Here you will find information about your entitlements as a victim of crime in Essex.  Where you have reported your crime to the police, you will find out what you can expect from the criminal justice system.  Whether you have reported your crime to police or not, this site will provide information on where you can go for any additional help and support.  The information in this section relates to the Ministry of Justice's Code of Practice for Victims of Crime.  For a full version of the Victims' Code please visit;

The Victim Personal Statement (VPS): The Victims’ Code entitles victims of crime to make a Victim Personal Statement (VPS). The VPS helps give victims a voice in the criminal justice process. In your VPS you can tell the court how the offence has affected you or your family. You can choose to read your statement aloud in court or have it read out on your behalf if the defendant is found guilty. To find out more, visit:

If you are required to go to court: Once a crime has been reported to the police, the investigation may lead to a suspect being charged for the crime. The Crown Prosecution Service (CPS) will normally make the decision on whether there is enough evidence to bring the case to court. If your case does not go to court, you should be told the reason for this decision by either the police or CPS. You can ask for this decision to be reviewed if you are unhappy with it. This would be done through the Victims’ Right to Review Scheme.  More information about this scheme is available from the CPS;

If your case does go to court, you may be a witness in the trial. If the suspect pleads not guilty, you will be allocated a Witness Care Officer or other point of contact who will keep you up to date about what’s happening in the trial and answer any questions you have.  You will usually hear from the Witness Care Officer once the suspect has been charged, and they will continue to support you until the case is over. They will let you know court dates and locations and whether the suspect has been released on bail or is being held in custody until the trial begins. They may also be able to arrange a visit to the court before the day if you would like.  Your Witness Care Officer or other point of contact, will consider what, if any, support you might need to attend court.  This includes whether you could benefit from any Special Measures. Special Measures are a series of options that the court has to help give your best evidence.

If you are a victim of the crime and appearing in court as a witness, you are entitled to:
• Where circumstances permit, meet the prosecutor who is presenting the case in court to ask about what to expect and how long you might have to wait before giving evidence;
• Ask court staff if you can wait in an area away from the suspect and their family and friends;
• Have any Special Measures set up for you where these have been ordered by the court; and
• Be introduced to someone at the court who can answer your questions about what is happening in the case during the trial.

There is a DVD called ‘Going to Court – A Step by Step Guide to Being A Witness’ which is available at

If you are giving evidence in court as a witness but are not the victim of the crime, the Witness Charter provides you with information about the support and services that are available to you.

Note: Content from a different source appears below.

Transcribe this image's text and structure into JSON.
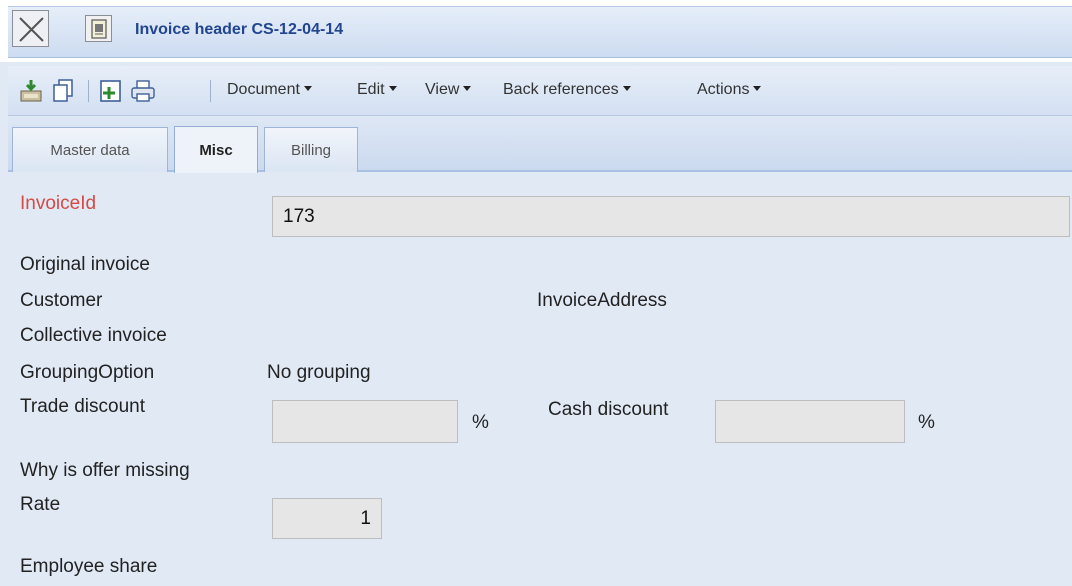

The Witness Charter is available from;

Restorative Justice: As a victim of crime, you may be able to take part in Restorative Justice.  This is when those harmed by a crime (the victim or the family of a victim) have contact with the person responsible for the crime (the offender) to try to find a way forward. This is voluntary and both sides need to agree for the contact to take place.  Restorative Justice can be effective in showing the offender the real impact of their actions by putting a face to their crime. It also gives the victim and/or family the chance to tell the offender how they feel about what has happened, ask for an apology and get answers to their questions. The victim may also have the chance to help decide what activity the offender can do to repair some of the damage done by their crime.  In Essex restorative justice is offered by the Essex Restorative and Mediation Service, for more information visit

Compensation: If you have been a victim of a violent offence, you may be eligible for compensation from the Criminal Injuries Compensation Authority (CICA). To find out more, visit: or call CICA on 0300 003 3601.

Making a complaint: You are entitled to be treated in a respectful, sensitive and professional manner by all the organisations that provide support and services to victims under the Code. Where this is not the case or where the services you are entitled to are not provided, you have the right to complain.  Complaints should be dealt with quickly and properly by the organisation’s internal complaints service. You should receive either an acknowledgement or full response to your complaint within ten working days of the service provider receiving your complaint.  If you are unhappy with the response you receive, you can make a complaint via your MP to the Parliamentary and Health Service Ombudsman. More information on how to do this can be found online at

Further information: If you are not a resident in Essex you can use the national Victims’ Information Service to find more detailed information about support and services for victims at: or phone 0808 168 9293.

Citizens Advice can help with financial problems or advice, legal issues or other practical problems. To find out more, visit: or call 03444 111 444.